I have been working with Java in Web environments for the past 10 years.
For the first time, a client asked me to develop a financial application that shall be installed on a given PC.
This application must be a standalone application. Knowing Java I thought of Swing...but I also know I have been out of that game for soooooo long :-)
Hence my questions (forgive me if they sound silly):
1) are people still using Swing for standalone Java based applications?
2) is there anything else other than Swing?
3) can you please recommend a book or other resources to freshen up my knowledge of how to design a decent Java based standalone application?
Oracle now promotes JavaFX for developing desktop applications - it is a good toolkit with CSS styling for UI. And has been integrated into Java SE fully since version 8. However, there will be a learning curve.
Another option is to look at platforms like NetBeans RCP if it is a large/rich application to be built.
> Ultimately I will have to package the application with an installer, which might come with its own java runtime
Use the new self-contained packaging features of JavaSE:
https://docs.oracle.com/javase/8/docs/technotes/guides/deploy/self-contained-packaging.html You can trigger these features using Maven/Gradle/Ant scripts, just google JavaFX Maven Plugin/JavaFX Gradle Plugin.
The packaging features are not JavaFX specific, so it can work for Swing/SWT apps as well, though, in general, for new apps I'd recommend JavaFX development over using the other toolkits (unless you need to base the app on the NetBeans or Eclipse platforms).
> Another concern is it considered to be a "enterprise client" app meaning able to be connect to EJB and stuff? If so Swing may be a better choice for better integration.
I don't think it makes any difference really. I doubt it is going to be easier to connect to back end services using Swing vs JavaFX vs SWT. It will probably be a pretty equal amount of work for each.
I wouldn't recommend connecting directly to EJBs or using the old JEE remote EJB client libraries (e.g. not this: http://www.mastertheboss.com/jboss-server/jboss-as-7/jboss-as-7-remote-ejb-client-tutorial).
Instead use Rest/Akka/WebSockets - something like that.
> The standalone app will need to connect to a couple of DBs, show tables, Is JavaFX still a good choice for this scenario?
Yes JavaFX is still a good pick for this IMO. JavaFX does not have built-in DB connectivity (neither do other Java UI toolkits like Swing/SWT).
There are some things out there which may assist you in your connectivity (for instance http://www.javafxdata.org). But get prepared to do some work yourself.

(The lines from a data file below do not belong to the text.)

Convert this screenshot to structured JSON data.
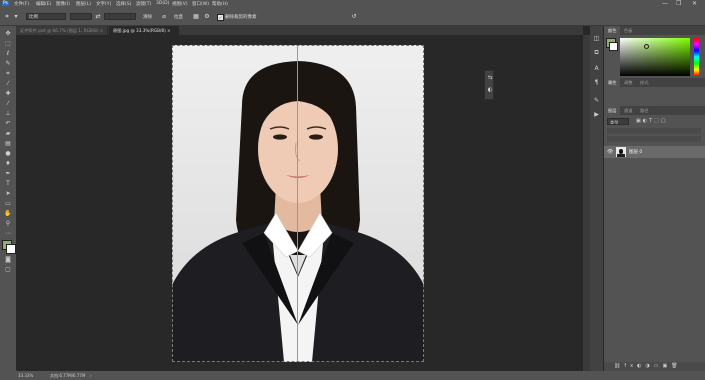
{
  "menu": {
    "items": [
      "文件(F)",
      "编辑(E)",
      "图像(I)",
      "图层(L)",
      "文字(Y)",
      "选择(S)",
      "滤镜(T)",
      "3D(D)",
      "视图(V)",
      "窗口(W)",
      "帮助(H)"
    ],
    "minimize": "—",
    "restore": "❐",
    "close": "✕"
  },
  "options": {
    "ratio": "比例",
    "clear": "清除",
    "straighten_icon": "straighten-icon",
    "delete_cropped_label": "删除裁剪的像素",
    "delete_cropped_checked": true,
    "reset_icon": "reset-icon"
  },
  "tabs": [
    {
      "label": "证件照片.psd @ 66.7% (图层 1, RGB/8) ×",
      "active": false
    },
    {
      "label": "原图.jpg @ 33.3%(RGB/8) ×",
      "active": true
    }
  ],
  "tools": [
    "move-icon",
    "marquee-icon",
    "lasso-icon",
    "quick-select-icon",
    "crop-icon",
    "eyedropper-icon",
    "healing-icon",
    "brush-icon",
    "clone-stamp-icon",
    "history-brush-icon",
    "eraser-icon",
    "gradient-icon",
    "blur-icon",
    "dodge-icon",
    "pen-icon",
    "type-icon",
    "path-select-icon",
    "shape-icon",
    "hand-icon",
    "zoom-icon",
    "more-icon"
  ],
  "colors": {
    "foreground": "#8db06a",
    "background": "#ffffff",
    "hue_top": "#62c91a",
    "picker_base": "#80ff00",
    "canvas_bg": "#282828",
    "panel_bg": "#535353",
    "guide": "#22c6e0"
  },
  "panels": {
    "color_tabs": [
      "颜色",
      "色板"
    ],
    "adjust_tabs": [
      "属性",
      "调整",
      "样式"
    ],
    "layers_tabs": [
      "图层",
      "通道",
      "路径"
    ],
    "kind_label": "类型",
    "layer": {
      "name": "图层 0",
      "visible": true
    }
  },
  "status": {
    "zoom": "33.33%",
    "doc_info": "文档:6.77M/6.77M"
  }
}
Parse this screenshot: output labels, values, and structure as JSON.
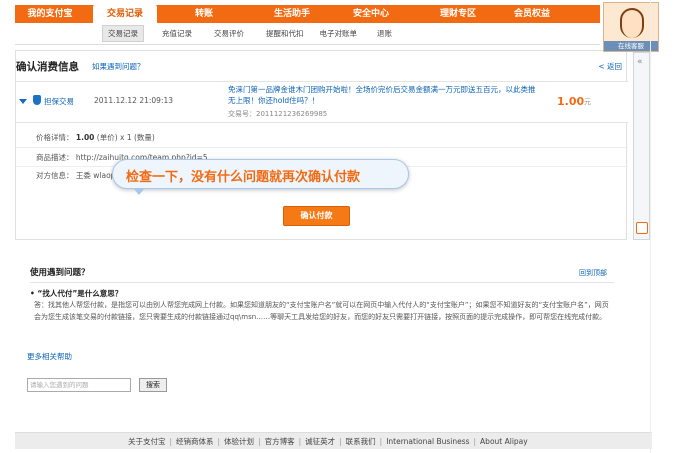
{
  "topnav": {
    "items": [
      {
        "label": "我的支付宝"
      },
      {
        "label": "交易记录"
      },
      {
        "label": "转账"
      },
      {
        "label": "生活助手"
      },
      {
        "label": "安全中心"
      },
      {
        "label": "理财专区"
      },
      {
        "label": "会员权益"
      }
    ],
    "active_index": 1
  },
  "subnav": {
    "items": [
      {
        "label": "交易记录"
      },
      {
        "label": "充值记录"
      },
      {
        "label": "交易评价"
      },
      {
        "label": "提醒和代扣"
      },
      {
        "label": "电子对账单"
      },
      {
        "label": "退账"
      }
    ]
  },
  "page": {
    "title": "确认消费信息",
    "help_link": "如果遇到问题？",
    "back_link": "< 返回"
  },
  "trade": {
    "type": "担保交易",
    "time": "2011.12.12 21:09:13",
    "title": "免涞门第一品牌金谁木门团购开始啦！全场价完价后交易金额满一万元即送五百元，以此类推无上限！你还hold住吗？！",
    "trade_no": "交易号：2011121236269985",
    "amount": "1.00",
    "unit": "元"
  },
  "details": {
    "price_label": "价格详情：",
    "price_value": "1.00",
    "price_suffix": "(单价) x 1 (数量)",
    "desc_label": "商品描述：",
    "desc_value": "http://zaihuitg.com/team.php?id=5",
    "party_label": "对方信息：",
    "party_value": "王委  wlaop"
  },
  "tooltip": {
    "text": "检查一下，没有什么问题就再次确认付款"
  },
  "confirm_button": "确认付款",
  "right_widget": {
    "label": "在线客服"
  },
  "help": {
    "title": "使用遇到问题？",
    "back_top": "回到顶部",
    "question": "“找人代付”是什么意思？",
    "answer": "答：找其他人帮您付款，是指您可以由别人帮您完成网上付款。如果您知道朋友的“支付宝账户名”就可以在网页中输入代付人的“支付宝账户”；如果您不知道好友的“支付宝账户名”，网页会为您生成该笔交易的付款链接，您只需要生成的付款链接通过qq\\msn……等聊天工具发给您的好友，而您的好友只需要打开链接，按照页面的提示完成操作，即可帮您在线完成付款。",
    "more": "更多相关帮助",
    "search_placeholder": "请输入您遇到的问题",
    "search_button": "搜索"
  },
  "footer": {
    "links": [
      "关于支付宝",
      "经销商体系",
      "体验计划",
      "官方博客",
      "诚征英才",
      "联系我们",
      "International Business",
      "About Alipay"
    ]
  },
  "colors": {
    "accent": "#f26b12",
    "link": "#0a62b6"
  }
}
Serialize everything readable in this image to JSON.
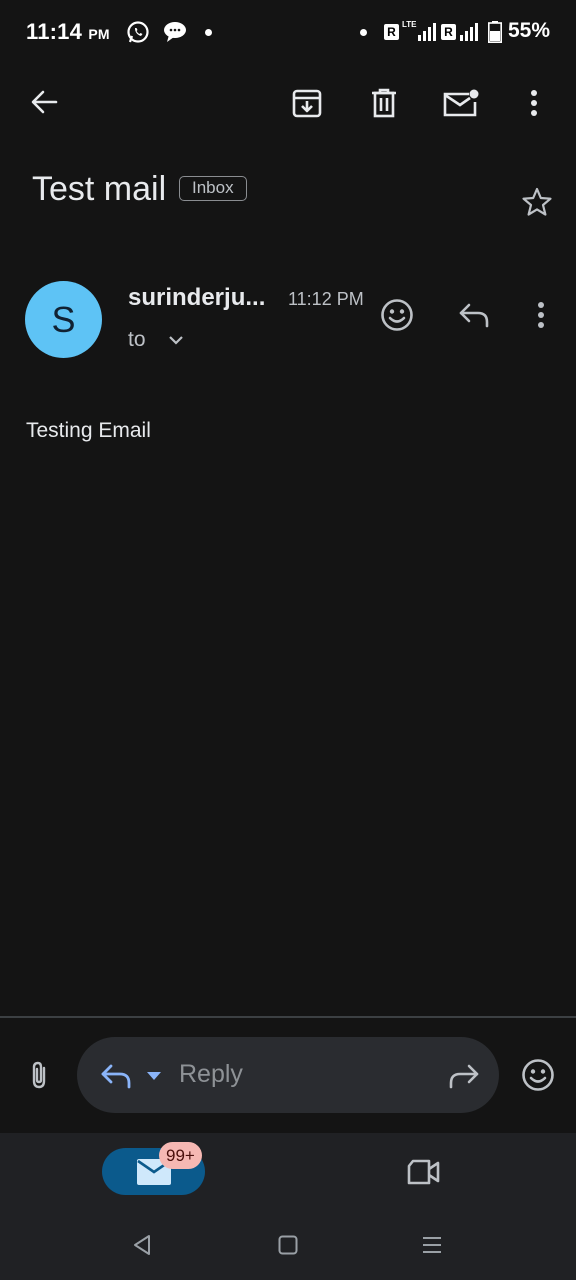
{
  "status_bar": {
    "time": "11:14",
    "ampm": "PM",
    "battery": "55%",
    "roaming_1": "R",
    "network_1": "LTE",
    "roaming_2": "R"
  },
  "toolbar": {
    "back_icon": "arrow-left-icon",
    "archive_icon": "archive-icon",
    "delete_icon": "trash-icon",
    "mark_unread_icon": "mark-unread-icon",
    "more_icon": "more-vert-icon"
  },
  "email": {
    "subject": "Test mail",
    "label": "Inbox",
    "sender_initial": "S",
    "sender": "surinderju...",
    "time": "11:12 PM",
    "to": "to",
    "body": "Testing Email",
    "avatar_color": "#5ec3f5"
  },
  "compose_bar": {
    "reply_placeholder": "Reply"
  },
  "bottom_nav": {
    "mail_badge": "99+",
    "accent": "#0b5a8c"
  },
  "colors": {
    "background": "#141414",
    "text_primary": "#e8eaed",
    "text_secondary": "#bdc1c6",
    "reply_icon": "#8ab4f8"
  }
}
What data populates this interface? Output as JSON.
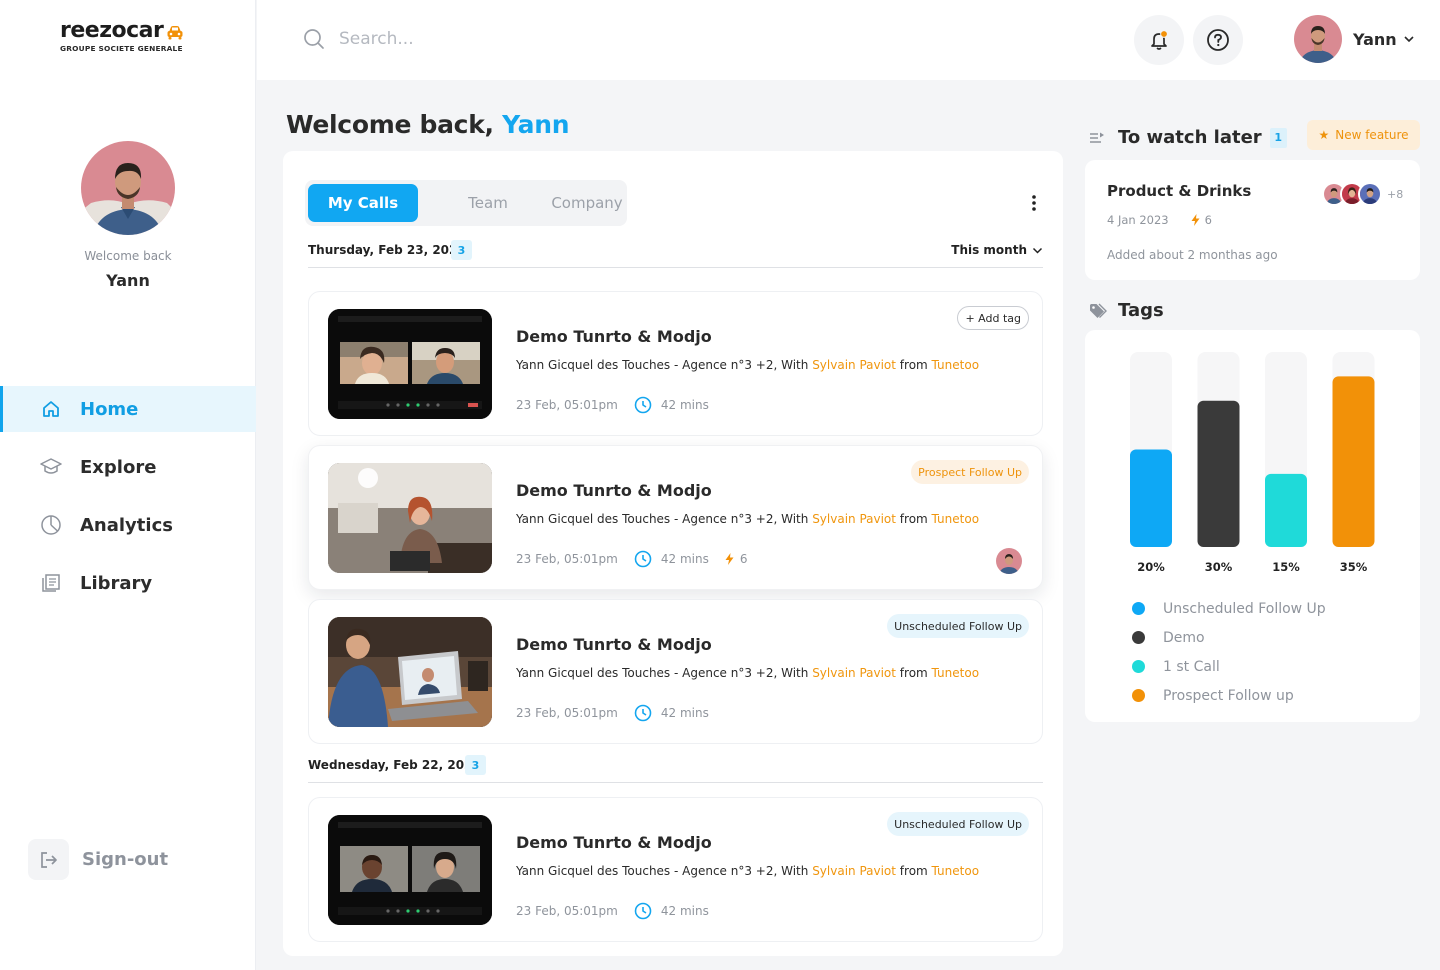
{
  "brand": {
    "name": "reezocar",
    "subtitle": "GROUPE SOCIETE GENERALE"
  },
  "profile": {
    "welcome": "Welcome back",
    "name": "Yann"
  },
  "nav": [
    {
      "label": "Home",
      "icon": "home-icon",
      "active": true
    },
    {
      "label": "Explore",
      "icon": "graduation-cap-icon",
      "active": false
    },
    {
      "label": "Analytics",
      "icon": "pie-chart-icon",
      "active": false
    },
    {
      "label": "Library",
      "icon": "library-icon",
      "active": false
    }
  ],
  "signout": {
    "label": "Sign-out"
  },
  "header": {
    "search_placeholder": "Search...",
    "user_name": "Yann"
  },
  "welcome": {
    "prefix": "Welcome back, ",
    "name": "Yann"
  },
  "calls": {
    "tabs": [
      "My Calls",
      "Team",
      "Company"
    ],
    "active_tab": "My Calls",
    "filter_label": "This month",
    "groups": [
      {
        "date": "Thursday, Feb 23, 2023",
        "count": "3"
      },
      {
        "date": "Wednesday, Feb 22, 2023",
        "count": "3"
      }
    ],
    "items": [
      {
        "title": "Demo Tunrto & Modjo",
        "desc_prefix": "Yann Gicquel des Touches - Agence n°3 +2, With ",
        "contact": "Sylvain Paviot",
        "desc_from": " from ",
        "company": "Tunetoo",
        "datetime": "23 Feb, 05:01pm",
        "duration": "42 mins",
        "tag": "+ Add tag",
        "tag_type": "add"
      },
      {
        "title": "Demo Tunrto & Modjo",
        "desc_prefix": "Yann Gicquel des Touches - Agence n°3 +2, With ",
        "contact": "Sylvain Paviot",
        "desc_from": " from ",
        "company": "Tunetoo",
        "datetime": "23 Feb, 05:01pm",
        "duration": "42 mins",
        "bolt_count": "6",
        "tag": "Prospect Follow Up",
        "tag_type": "prospect"
      },
      {
        "title": "Demo Tunrto & Modjo",
        "desc_prefix": "Yann Gicquel des Touches - Agence n°3 +2, With ",
        "contact": "Sylvain Paviot",
        "desc_from": " from ",
        "company": "Tunetoo",
        "datetime": "23 Feb, 05:01pm",
        "duration": "42 mins",
        "tag": "Unscheduled Follow Up",
        "tag_type": "unsched"
      },
      {
        "title": "Demo Tunrto & Modjo",
        "desc_prefix": "Yann Gicquel des Touches - Agence n°3 +2, With ",
        "contact": "Sylvain Paviot",
        "desc_from": " from ",
        "company": "Tunetoo",
        "datetime": "23 Feb, 05:01pm",
        "duration": "42 mins",
        "tag": "Unscheduled Follow Up",
        "tag_type": "unsched"
      }
    ]
  },
  "watch_later": {
    "title": "To watch later",
    "count": "1",
    "new_feature": "New feature",
    "card": {
      "title": "Product & Drinks",
      "date": "4 Jan 2023",
      "bolt_count": "6",
      "added": "Added about 2 monthas ago",
      "more_avatars": "+8"
    }
  },
  "tags": {
    "title": "Tags"
  },
  "chart_data": {
    "type": "bar",
    "categories": [
      "Unscheduled Follow Up",
      "Demo",
      "1 st Call",
      "Prospect Follow up"
    ],
    "values": [
      20,
      30,
      15,
      35
    ],
    "value_labels": [
      "20%",
      "30%",
      "15%",
      "35%"
    ],
    "colors": [
      "#0ea8f5",
      "#3a3a3a",
      "#1fdad9",
      "#f29108"
    ],
    "ylim": [
      0,
      40
    ],
    "legend": [
      "Unscheduled Follow Up",
      "Demo",
      "1 st Call",
      "Prospect Follow up"
    ],
    "legend_placement": "bottom"
  },
  "colors": {
    "accent": "#11a7f2",
    "orange": "#f0960e"
  }
}
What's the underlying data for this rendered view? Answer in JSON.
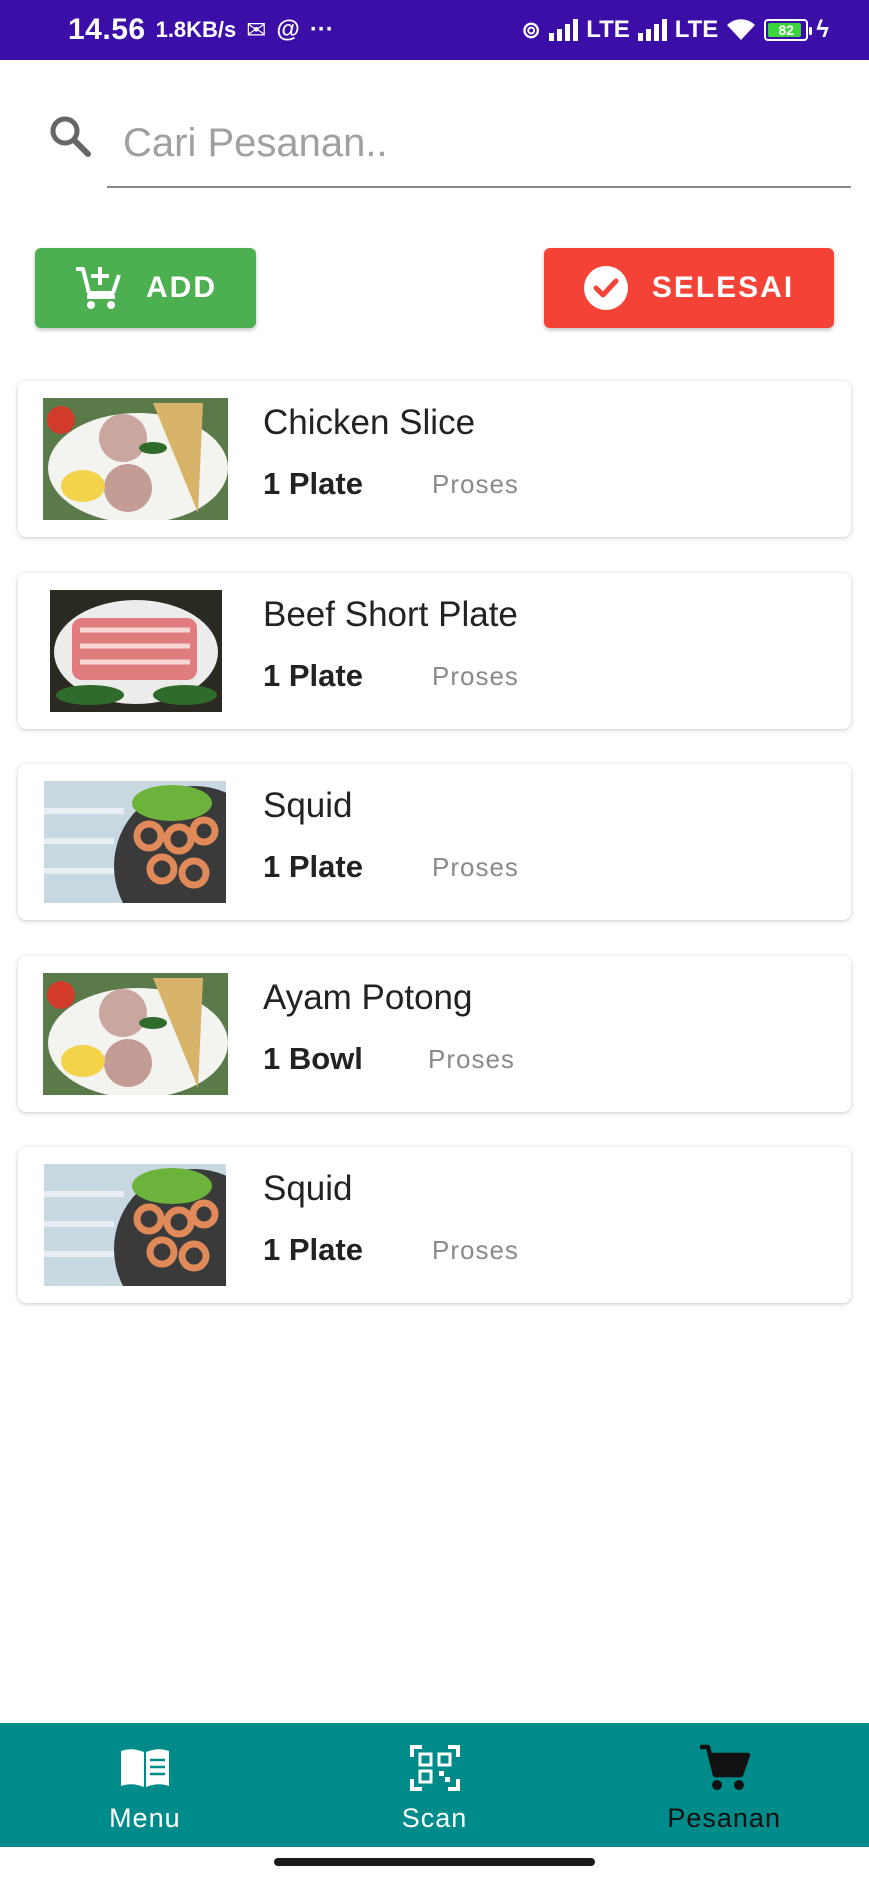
{
  "status_bar": {
    "time": "14.56",
    "network_speed": "1.8KB/s",
    "carrier1": "LTE",
    "carrier2": "LTE",
    "battery": "82"
  },
  "search": {
    "placeholder": "Cari Pesanan..",
    "icon": "search-icon"
  },
  "actions": {
    "add_label": "ADD",
    "add_icon": "cart-plus-icon",
    "done_label": "SELESAI",
    "done_icon": "check-circle-icon",
    "add_color": "#4caf50",
    "done_color": "#f44336"
  },
  "orders": [
    {
      "name": "Chicken Slice",
      "qty": "1 Plate",
      "status": "Proses"
    },
    {
      "name": "Beef Short Plate",
      "qty": "1 Plate",
      "status": "Proses"
    },
    {
      "name": "Squid",
      "qty": "1 Plate",
      "status": "Proses"
    },
    {
      "name": "Ayam Potong",
      "qty": "1 Bowl",
      "status": "Proses"
    },
    {
      "name": "Squid",
      "qty": "1 Plate",
      "status": "Proses"
    }
  ],
  "bottom_nav": {
    "items": [
      {
        "label": "Menu",
        "icon": "book-icon"
      },
      {
        "label": "Scan",
        "icon": "qr-scan-icon"
      },
      {
        "label": "Pesanan",
        "icon": "cart-icon"
      }
    ],
    "active": "Pesanan",
    "color": "#008b8b"
  },
  "theme": {
    "status_bar_color": "#3b0ea8"
  }
}
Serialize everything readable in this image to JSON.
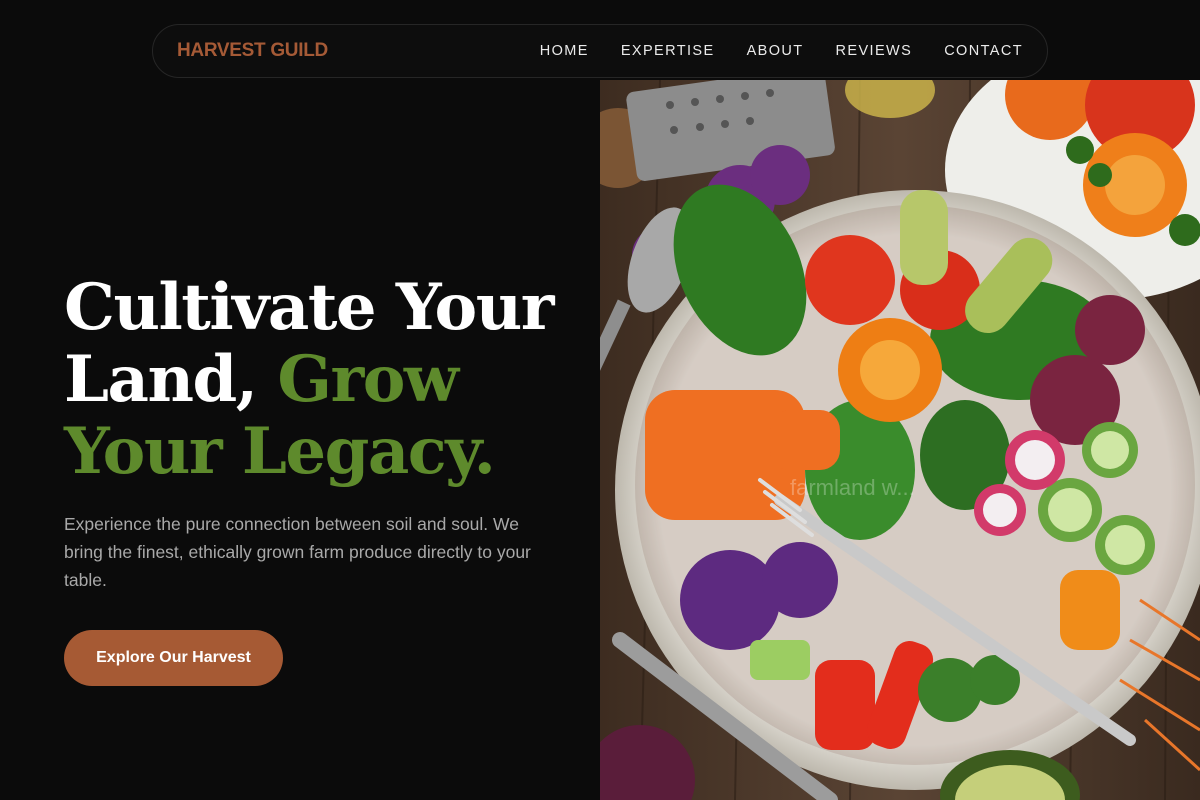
{
  "brand": {
    "logo_text": "HARVEST GUILD",
    "color": "#a55a36"
  },
  "nav": {
    "items": [
      {
        "label": "HOME"
      },
      {
        "label": "EXPERTISE"
      },
      {
        "label": "ABOUT"
      },
      {
        "label": "REVIEWS"
      },
      {
        "label": "CONTACT"
      }
    ]
  },
  "hero": {
    "headline_part1": "Cultivate Your Land,",
    "headline_accent": "Grow Your Legacy.",
    "description": "Experience the pure connection between soil and soul. We bring the finest, ethically grown farm produce directly to your table.",
    "cta_label": "Explore Our Harvest"
  },
  "photo": {
    "subject": "salad-bowl-photo",
    "watermark": "farmland w..."
  },
  "colors": {
    "background": "#0b0b0b",
    "accent_green": "#5e8a2c",
    "accent_rust": "#a65a34"
  }
}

Here is a really basic JavaFX/JDBC connectivity sample (https://gist.github.com/jewelsea/4955598), though if you are doing a lot of database work, you are probably better doing it with JPA and a traditional Spring/JEE server and communicating with that over the network from your JavaFX client.
JavaFX has a TableView component https://docs.oracle.com/javase/8/javafx/user-interface-tutorial/table-view.htm which has a lot of functionality. Just don't expect it to have all the functionality of an Excel spreadsheet or a Microsoft Access Database backed table widget.
If you require that more advanced database backed spreadsheet style of stuff, you might want to look for an existing Swing component you could embed using a JavaFX Swing Node, or something like TiwulFX might be able to help: http://tiwulfx.panemu.com. But in all, none of these Java UI toolkits are quite like the old Delphi/MS Access/PowerBuilder systems which helped you to build certain kinds of applications in a RAD environment. For instance, you won't be able to create this in six lines of code: http://www.infoworld.com/article/2631597/development-tools/new-sybase-powerbuilder-12-requires-little-coding.html. Be prepared to write some code, possibly a lot of it and it is going to take time and skill.
> and most likely some graphs. Is JavaFX still a good choice for this scenario?
Yes JavaFX is still a good pick for this IMO. JavaFX has a built-in graphing library.
http://docs.oracle.com/javase/8/javafx/user-interface-tutorial/charts.htm The built-in JavaFX charts look great and are very easy to use for basic charting purposes.
The charts include the ability to listen to changes on observable data sources and animate visual chart changes based upon that.
The charts are also fully stylable via CSS (just like everything else in JavaFX):
If you require full scientific charts, you could use a JavaFX => Java2D bridge (which is actually simple and painless) + JFreeChart/OrsonCharts
http://java.dzone.com/announcements/fxgraphics2d-bridge-java2d Though I'd tend to stick with the built-in JavaFX charts rather than using a bridge if the functionality in the standard JavaFX charts is enough.